(I can only imagine what it must have been like for Ron Howard to direct this guy: (Muttering)“Good God, I was giving better performances than this when I was six.” (aloud) “That’s great, Alden! Let’s try that again…”)

Then there’s the clumsy fan-service, which is much more akin to that in The Force Awakens than Rogue One: we have things like Lando’s Jabba disguise showing up (apparently, he just had it in his closet for a good decade), the monkey guy making random references to ‘minocks’ and the cantina, Chewie losing the same piece in the holo-chess game that he loses in the original film, and so on and so forth. It’s all pretty clumsy and at times patently desperate.

Also, a lot of emphasis is placed on Han’s dice, which were introduced in The Last Jedi, as well as hyperfuel. It’s as if this movie were retroactively trying to make that one a little less moronic. Yeah, that’s not gonna happen, guys; just let it go.

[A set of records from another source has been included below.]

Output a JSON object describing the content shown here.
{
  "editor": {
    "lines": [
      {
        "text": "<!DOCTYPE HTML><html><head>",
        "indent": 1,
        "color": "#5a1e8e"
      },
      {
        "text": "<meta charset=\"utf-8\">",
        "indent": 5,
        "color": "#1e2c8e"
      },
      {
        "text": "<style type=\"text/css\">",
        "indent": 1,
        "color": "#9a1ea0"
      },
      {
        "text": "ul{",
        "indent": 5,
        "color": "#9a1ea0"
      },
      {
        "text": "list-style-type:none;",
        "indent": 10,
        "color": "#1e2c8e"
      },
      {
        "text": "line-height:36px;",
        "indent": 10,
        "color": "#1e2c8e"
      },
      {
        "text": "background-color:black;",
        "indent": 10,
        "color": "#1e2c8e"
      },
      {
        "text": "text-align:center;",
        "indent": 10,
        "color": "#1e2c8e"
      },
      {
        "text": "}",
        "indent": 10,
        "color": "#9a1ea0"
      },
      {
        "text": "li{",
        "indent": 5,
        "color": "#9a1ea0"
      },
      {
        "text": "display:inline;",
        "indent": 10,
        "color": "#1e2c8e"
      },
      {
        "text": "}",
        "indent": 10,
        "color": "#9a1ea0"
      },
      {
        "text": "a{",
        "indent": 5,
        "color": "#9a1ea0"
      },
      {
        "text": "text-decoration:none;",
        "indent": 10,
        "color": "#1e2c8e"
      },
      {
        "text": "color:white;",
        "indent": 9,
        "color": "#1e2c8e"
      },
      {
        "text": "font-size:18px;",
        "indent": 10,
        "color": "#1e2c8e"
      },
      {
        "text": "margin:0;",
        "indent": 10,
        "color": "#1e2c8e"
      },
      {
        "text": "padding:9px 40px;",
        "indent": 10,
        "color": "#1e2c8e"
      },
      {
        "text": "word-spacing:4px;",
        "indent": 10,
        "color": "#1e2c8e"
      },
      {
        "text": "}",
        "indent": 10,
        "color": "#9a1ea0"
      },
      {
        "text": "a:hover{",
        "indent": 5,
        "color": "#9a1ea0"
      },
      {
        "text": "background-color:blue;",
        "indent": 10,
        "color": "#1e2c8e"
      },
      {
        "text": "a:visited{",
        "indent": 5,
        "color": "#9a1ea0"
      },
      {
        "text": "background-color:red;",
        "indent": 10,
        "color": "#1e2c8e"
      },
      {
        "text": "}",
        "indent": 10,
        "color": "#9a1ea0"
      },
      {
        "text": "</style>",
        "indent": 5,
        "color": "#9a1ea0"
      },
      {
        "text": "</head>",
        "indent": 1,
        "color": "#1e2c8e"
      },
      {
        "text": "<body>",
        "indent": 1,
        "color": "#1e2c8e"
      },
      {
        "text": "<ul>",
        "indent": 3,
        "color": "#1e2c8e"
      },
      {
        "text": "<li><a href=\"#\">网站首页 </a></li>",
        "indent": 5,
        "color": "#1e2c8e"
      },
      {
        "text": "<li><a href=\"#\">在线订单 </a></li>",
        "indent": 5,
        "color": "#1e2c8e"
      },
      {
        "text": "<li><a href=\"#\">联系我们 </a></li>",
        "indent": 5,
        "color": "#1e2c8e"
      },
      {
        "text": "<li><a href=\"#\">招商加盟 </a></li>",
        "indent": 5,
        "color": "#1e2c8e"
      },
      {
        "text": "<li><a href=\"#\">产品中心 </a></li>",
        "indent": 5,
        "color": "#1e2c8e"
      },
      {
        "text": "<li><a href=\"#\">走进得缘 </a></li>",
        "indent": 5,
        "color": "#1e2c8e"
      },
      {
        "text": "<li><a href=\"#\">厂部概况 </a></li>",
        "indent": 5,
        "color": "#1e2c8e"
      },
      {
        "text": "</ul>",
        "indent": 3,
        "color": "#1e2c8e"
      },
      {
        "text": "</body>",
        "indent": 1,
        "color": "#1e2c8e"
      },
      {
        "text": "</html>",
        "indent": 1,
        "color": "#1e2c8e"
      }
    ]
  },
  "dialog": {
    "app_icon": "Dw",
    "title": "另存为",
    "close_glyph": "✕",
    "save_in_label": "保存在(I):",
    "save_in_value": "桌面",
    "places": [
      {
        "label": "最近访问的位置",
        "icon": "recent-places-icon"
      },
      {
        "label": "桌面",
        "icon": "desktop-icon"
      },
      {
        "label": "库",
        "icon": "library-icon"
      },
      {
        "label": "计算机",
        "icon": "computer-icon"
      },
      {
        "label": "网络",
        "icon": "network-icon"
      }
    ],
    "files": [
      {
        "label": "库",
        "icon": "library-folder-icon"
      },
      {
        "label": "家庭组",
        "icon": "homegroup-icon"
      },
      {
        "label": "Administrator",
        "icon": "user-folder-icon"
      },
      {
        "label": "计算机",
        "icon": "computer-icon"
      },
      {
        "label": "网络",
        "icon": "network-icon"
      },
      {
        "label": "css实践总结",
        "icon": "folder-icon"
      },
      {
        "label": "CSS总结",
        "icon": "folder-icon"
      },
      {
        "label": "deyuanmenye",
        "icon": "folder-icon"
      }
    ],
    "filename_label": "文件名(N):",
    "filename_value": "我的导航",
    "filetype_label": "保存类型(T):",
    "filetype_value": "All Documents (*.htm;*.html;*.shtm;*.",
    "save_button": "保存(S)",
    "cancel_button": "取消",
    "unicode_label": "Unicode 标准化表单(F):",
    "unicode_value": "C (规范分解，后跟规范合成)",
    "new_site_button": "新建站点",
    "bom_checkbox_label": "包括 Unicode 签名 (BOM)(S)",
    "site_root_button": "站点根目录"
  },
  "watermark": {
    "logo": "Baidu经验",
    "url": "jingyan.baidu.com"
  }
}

Okay, so let’s call it: this is a bad film. But is there anything to like about it?

Well, what I find I appreciated the most is that Han and Chewie’s relationship is pretty much spot-on. I don’t like the scenario for how they met, but their friendship develops well over the course of the film and they actually have some good back-and-forth. The film at least knows to treat Chewie as an actual character, unlike the sequels.

I kind of appreciate that the film underplays the Empire angle, trying to show a more ground-level perspective, and that we get a bit of a feel for what day-to-day life under the Empire was like (though describing it as a “lawless time” makes no sense whatsoever).

And I will say that at times the film just feels like Star Wars again, with the ships, the fantastic aliens, and the light tone. When they fly through a nebula and run into a giant space monster, it’s awesome. That’s the sort of thing we want from Star Wars. Likewise the idea of the space storm, and some of the imagery inside it is really cool (though they didn’t need to repeat the ‘asteroid field’ theme music).

Some of the humor does work. I like the bit after they escape the space storm where Han and Lando stand looking at the battered Falcon. Han comments on what a great ship it is, while Lando, surveying the damage, answers “I hate you.” I also laughed at the card game scene where Han snaps at an alien with six or seven eyes on stalks to keep all his eyes on his own cards.

Then, near the end, there is one ‘origin’ moment that works: wherein Han indeed shoots first. It isn’t given the set up that it ought to have had, but it was one of the few moments in the film where this felt like Han Solo: where you believed the connection between this character and the one we met in Star Wars.

On the whole, though it is a bad movie, it isn’t a malevolent movie. There were parts that worked and parts that at least entertained. There was some creativity, even if it was swallowed up in stupid choices and desperate fan-service. Except for the weird sexual content (again, why?) it’s pretty harmless, especially compared to the sequels.

But as an origin story for one of the most iconic figures in film? This is an embarrassment.